As others have said, this is about 'practicalities' - making phone calls, hours of business, traffic, car rental, booking trains, taxies, road signs, strikes, food, shopping, medical care, etc., etc. If you'd like to live in Athens for a month or travel independently, this is the book you need, not yet another list of hotels and restaurants that will be gone by the time you get there.
The author lives in Greece, writes about it on her blog, and is just the epitome of common sense.
This is a handy pocket-sized guide to food in Greece. It's not a set of reviews of restaurants nor a cook book. It has major sections on the culture of Greek food, various particular foods, food and celebrations, regional variations, shopping and markets, some advise on where to eat and a Greek-English dictionary of food terms. The dictionary entries are not as would be found in a formal dictionary but are written for a food-loving audience.
I'm not that into food as a topic of conversation, but I really enjoyed this book.288 pages, many pictures.
Published several times a year , this is a one volume railroad timetable for all of Europe. Greece, occupies just a few pages, so unless you were traveling all of Europe, you might want to evaluate the usefulness of this to you.

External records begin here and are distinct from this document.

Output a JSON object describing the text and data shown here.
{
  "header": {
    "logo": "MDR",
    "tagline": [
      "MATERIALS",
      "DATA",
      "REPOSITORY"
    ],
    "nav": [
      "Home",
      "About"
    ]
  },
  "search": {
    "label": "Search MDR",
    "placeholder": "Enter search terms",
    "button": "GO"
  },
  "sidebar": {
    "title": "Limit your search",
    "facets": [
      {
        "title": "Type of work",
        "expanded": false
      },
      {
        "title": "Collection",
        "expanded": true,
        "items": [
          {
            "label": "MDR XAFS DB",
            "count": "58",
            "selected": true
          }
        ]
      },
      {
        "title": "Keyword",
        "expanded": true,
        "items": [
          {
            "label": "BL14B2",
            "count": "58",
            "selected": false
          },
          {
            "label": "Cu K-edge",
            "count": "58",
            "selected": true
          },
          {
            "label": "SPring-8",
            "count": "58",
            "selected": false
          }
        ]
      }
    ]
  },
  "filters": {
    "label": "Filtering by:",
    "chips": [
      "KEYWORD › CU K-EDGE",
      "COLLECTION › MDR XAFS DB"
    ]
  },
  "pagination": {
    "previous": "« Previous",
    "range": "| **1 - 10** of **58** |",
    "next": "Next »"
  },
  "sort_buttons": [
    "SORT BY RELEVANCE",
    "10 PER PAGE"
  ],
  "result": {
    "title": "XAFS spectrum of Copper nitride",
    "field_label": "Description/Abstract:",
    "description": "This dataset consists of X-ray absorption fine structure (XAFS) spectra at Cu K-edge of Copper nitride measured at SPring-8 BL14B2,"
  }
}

But, like the ferry guide above, this is the place to get the actual rail timetables, down to the smallest line and local train. Of course, you want to check on the schedules when you get to Greece, but this will help with travel planning. I found that in 1998, the timings on the Athens - Patras line had shifted from the 1995 schedules, but the transit times were the same, and the frequency of service was about the same.
The guide contains brief country info (less than a page each), city plans (to show the stations), country maps (showing rail lines) and the timetables themselves. Included are some international ferry service. There are a scatterings of extras, such a list of scenic rail lines. Useful for planning.
This is a real specialty guide, and you won't find it in the average Barns & Nobel. It is also published in the US by The Globe Pequot Press.
This guide covers the rail lines with information on schedules, maps of the routes, etc. It also is a guide to things in and around the towns with train stations.
This list here is pretty heavy on rail travel, I admit. There is much more that one could look into: books about art, drama, etc. These would quickly pass out of the range of "tourist guide" and be into general books about Greece.